Guangdong labor conditions look to become more complicated and unpredictable just as the province looks to welcome some 13 million migrant workers as new residents within six to seven years.
Labor unrest in Guangdong has been growing this year due to a slowing economy and rising costs, reports Reuters. According to China Labor Bulletin, there have been 319 strikes throughout China this year, with approximately 100 occurring in Guangdong alone.
Wages and Benefits Key Sticking Points
Apparently the Yue Yuan strike, which saw 30,000 workers walk off the job earlier this year, was actually started inadvertently by a manager at the company.
READ: 30,000 Workers Strike in Dongguan, Robots Planned As Replacements
According to the account compiled by a labor group, a manager first notified employees about the paltry amount the company was making to staff social welfare.
Even though some companies like Timberland and Nike tried to distance themselves from the strike, Adidas was proactive in campaigning for the release of two workers that had been detained for protesting at the factory.
READ: Shenzhen Firm Continues Trend of Replacing Human Labor with Robots
In a statement to the Guardian, Adidas said, ”With respect to the arrest of two workers’ representatives, Mr Zhang and Mr Lin, we were engaged with several labor rights groups in Southern China, to try to determine where they were being detained and offered our support to secure their release. We also wrote to the Dongguan mayoral office, calling for his immediate release.”
Things are getting better on the salary front, however. The manufacturing sector saw wages rise by more than 16% in the first nine months of 2013, according to Datastream.
RELATED: Labor Unrest Grows in Guangdong with
Two More High-Profile Protests
Labor Activists Released
Furthermore, the province has recently seen the release of two high-profile labor activists. Meng Han was recently released after serving nine months in jail. Meng had been accused of “assembling a crowd to disrupt public order” during a rooftop protest in August 2013 at the Guangzhou Chinese Medicine University Auxiliary Hospital. Meng and 11 other security guards had been protesting their employment contracts and and their social insurance benefits.

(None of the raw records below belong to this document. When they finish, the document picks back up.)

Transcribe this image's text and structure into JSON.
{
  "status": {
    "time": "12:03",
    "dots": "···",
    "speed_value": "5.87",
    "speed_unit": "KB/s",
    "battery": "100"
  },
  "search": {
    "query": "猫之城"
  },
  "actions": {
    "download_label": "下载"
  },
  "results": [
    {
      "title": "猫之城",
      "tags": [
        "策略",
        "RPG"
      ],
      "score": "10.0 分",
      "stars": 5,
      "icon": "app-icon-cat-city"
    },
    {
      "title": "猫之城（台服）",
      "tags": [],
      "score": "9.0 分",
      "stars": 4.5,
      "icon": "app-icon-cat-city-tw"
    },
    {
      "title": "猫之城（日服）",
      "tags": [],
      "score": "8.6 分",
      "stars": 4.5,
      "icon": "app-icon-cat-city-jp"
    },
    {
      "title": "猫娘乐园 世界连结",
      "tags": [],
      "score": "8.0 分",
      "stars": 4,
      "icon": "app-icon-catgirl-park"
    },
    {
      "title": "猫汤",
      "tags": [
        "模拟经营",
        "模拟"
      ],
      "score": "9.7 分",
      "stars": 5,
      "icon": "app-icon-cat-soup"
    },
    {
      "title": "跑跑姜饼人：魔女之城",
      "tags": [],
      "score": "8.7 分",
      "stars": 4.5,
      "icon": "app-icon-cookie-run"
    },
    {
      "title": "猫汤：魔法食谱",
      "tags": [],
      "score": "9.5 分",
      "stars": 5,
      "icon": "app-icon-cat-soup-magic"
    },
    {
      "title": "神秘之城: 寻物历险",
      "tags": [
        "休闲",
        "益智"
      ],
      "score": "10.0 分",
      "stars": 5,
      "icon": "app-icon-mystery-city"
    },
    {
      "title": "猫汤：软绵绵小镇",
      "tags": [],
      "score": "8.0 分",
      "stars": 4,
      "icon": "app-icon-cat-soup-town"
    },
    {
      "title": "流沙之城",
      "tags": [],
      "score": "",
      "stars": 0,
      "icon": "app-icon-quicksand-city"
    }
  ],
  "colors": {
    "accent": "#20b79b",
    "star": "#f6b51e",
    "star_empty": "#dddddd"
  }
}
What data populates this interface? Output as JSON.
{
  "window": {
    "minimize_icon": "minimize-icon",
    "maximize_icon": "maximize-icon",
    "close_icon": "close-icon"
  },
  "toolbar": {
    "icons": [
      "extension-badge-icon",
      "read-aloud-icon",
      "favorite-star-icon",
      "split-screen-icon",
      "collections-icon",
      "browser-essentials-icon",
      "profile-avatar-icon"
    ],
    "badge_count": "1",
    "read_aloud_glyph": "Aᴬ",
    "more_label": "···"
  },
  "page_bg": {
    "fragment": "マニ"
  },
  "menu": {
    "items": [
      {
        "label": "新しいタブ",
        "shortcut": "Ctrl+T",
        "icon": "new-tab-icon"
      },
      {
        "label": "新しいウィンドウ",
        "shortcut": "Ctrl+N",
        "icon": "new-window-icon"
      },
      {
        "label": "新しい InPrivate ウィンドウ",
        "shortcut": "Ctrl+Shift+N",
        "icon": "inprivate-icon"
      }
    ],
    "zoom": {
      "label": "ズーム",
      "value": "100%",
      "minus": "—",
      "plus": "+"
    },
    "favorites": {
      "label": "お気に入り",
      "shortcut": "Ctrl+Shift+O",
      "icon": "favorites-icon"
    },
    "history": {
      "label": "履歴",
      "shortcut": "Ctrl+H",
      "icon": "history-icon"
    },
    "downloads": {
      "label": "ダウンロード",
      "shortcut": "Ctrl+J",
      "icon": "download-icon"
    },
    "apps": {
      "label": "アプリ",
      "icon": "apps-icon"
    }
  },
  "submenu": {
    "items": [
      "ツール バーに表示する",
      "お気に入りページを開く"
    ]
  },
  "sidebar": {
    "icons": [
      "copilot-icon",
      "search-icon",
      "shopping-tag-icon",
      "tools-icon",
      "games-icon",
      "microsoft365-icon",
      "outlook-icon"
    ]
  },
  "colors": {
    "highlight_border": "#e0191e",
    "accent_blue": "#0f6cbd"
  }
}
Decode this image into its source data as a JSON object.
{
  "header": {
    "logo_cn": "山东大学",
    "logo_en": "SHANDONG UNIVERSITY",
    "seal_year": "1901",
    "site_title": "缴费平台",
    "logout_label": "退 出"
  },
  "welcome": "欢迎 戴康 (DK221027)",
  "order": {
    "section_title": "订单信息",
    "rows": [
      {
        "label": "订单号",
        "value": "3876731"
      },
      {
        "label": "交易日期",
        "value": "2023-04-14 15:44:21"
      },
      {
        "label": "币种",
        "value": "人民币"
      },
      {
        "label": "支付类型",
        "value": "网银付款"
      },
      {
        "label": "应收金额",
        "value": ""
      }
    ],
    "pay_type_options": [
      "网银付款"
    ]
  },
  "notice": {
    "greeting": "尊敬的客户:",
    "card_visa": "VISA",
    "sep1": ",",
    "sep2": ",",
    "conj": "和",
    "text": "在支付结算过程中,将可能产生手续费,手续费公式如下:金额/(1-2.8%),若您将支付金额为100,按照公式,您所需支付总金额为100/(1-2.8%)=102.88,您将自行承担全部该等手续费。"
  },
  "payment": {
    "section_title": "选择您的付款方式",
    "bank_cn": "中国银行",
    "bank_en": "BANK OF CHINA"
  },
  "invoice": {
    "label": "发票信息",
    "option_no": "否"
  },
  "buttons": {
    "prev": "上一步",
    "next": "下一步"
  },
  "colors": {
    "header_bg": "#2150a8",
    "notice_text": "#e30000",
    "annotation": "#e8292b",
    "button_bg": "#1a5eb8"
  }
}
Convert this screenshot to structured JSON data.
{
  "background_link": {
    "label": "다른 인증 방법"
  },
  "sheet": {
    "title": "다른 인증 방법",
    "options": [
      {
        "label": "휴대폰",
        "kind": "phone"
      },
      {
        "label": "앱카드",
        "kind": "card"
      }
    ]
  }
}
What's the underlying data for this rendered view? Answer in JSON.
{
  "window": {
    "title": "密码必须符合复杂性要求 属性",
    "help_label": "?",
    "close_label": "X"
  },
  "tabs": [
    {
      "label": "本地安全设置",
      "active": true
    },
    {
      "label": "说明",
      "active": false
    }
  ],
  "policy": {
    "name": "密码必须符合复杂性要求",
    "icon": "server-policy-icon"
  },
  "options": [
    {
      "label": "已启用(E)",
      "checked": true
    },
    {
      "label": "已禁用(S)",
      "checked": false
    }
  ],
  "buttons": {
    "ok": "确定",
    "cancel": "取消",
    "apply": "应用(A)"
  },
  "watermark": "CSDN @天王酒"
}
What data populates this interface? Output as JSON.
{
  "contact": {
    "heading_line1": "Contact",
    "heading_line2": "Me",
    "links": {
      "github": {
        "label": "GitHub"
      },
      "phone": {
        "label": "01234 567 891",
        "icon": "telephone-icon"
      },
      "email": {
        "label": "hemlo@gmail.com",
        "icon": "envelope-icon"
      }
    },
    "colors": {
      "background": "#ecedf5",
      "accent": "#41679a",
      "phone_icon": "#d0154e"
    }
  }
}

Meanwhile in Shenzhen, charges of “gathering a crowd and disturbing the order of public transportation” have been dropped against Wu Guijun for his part in a protest at Diweixin.
Taxi Drivers Barred From Forming Unions
However, any labor reform in Guangdong probably won’t mean taxi drivers can form their own unions. Drivers in Dongguan, in particular, lament the state of their industry but aren’t in any position to make changes through group organization.
Dongguan taxi drivers have been hit hard by the prostitution crackdown, and have long been suffering from an industry where they are forced to pay kickbacks called “tea money“. The plight of the Dongguan taxi drivers gained prominence when a driver died after working a 24-hour shift. And yet, these labor conditions are accepted as something that can not be changed.
Taxi driver Mr Li, 41, confirms the bad working conditions. He said, “During a bad day, you have no choice but to just sit in the cab the whole 12 hours. If you don’t work, you still have to pay the company. And the tea money is always like a monkey on your back. Everyone wants to earn it back as soon as possible.”
But Li admits the working conditions aren’t liable to change soon. “There is something fundamentally wrong with this job but we are not organised and don’t know how to join forces,” Li said. “That is why we don’t have a say in our pay and working conditions.”
“We are like a heap of loose sand here, there is little solidarity,” he added.
READ: Guangdong Hukou Reform to Populate Rural Cities With Migrants
The Days of Manual Labor Are Numbered
It may get worse for some factory workers in Guangdong. The high cost of manufacturing has led some companies to start using robots as an alternative to using human labor.
Perhaps signifying a growing trend, the Shenzhen Robotics Association said the annual output of the robotics industry in Shenzhen had exceeded its initial goal of RMB 20 billion last year. Foxconn is currently using approximately 10,000 robots in its Shenzhen factories, and it plans to expand to a million robots within three years. Another Shenzhen company, Rapoo Technology, incorporated 75 robots into its production line in 2011, and has been able to cut 2,200 staff.
Guangzhou plans to have 80% of all of its manufacturing production performed by robots by 2020.
In light of these many developments, we would guess that the only safe job these days is building robots. Guangzhou is leading the way, proposing to construct two or three robot industrial development zones that will produce 100,000 robots a year by 2020.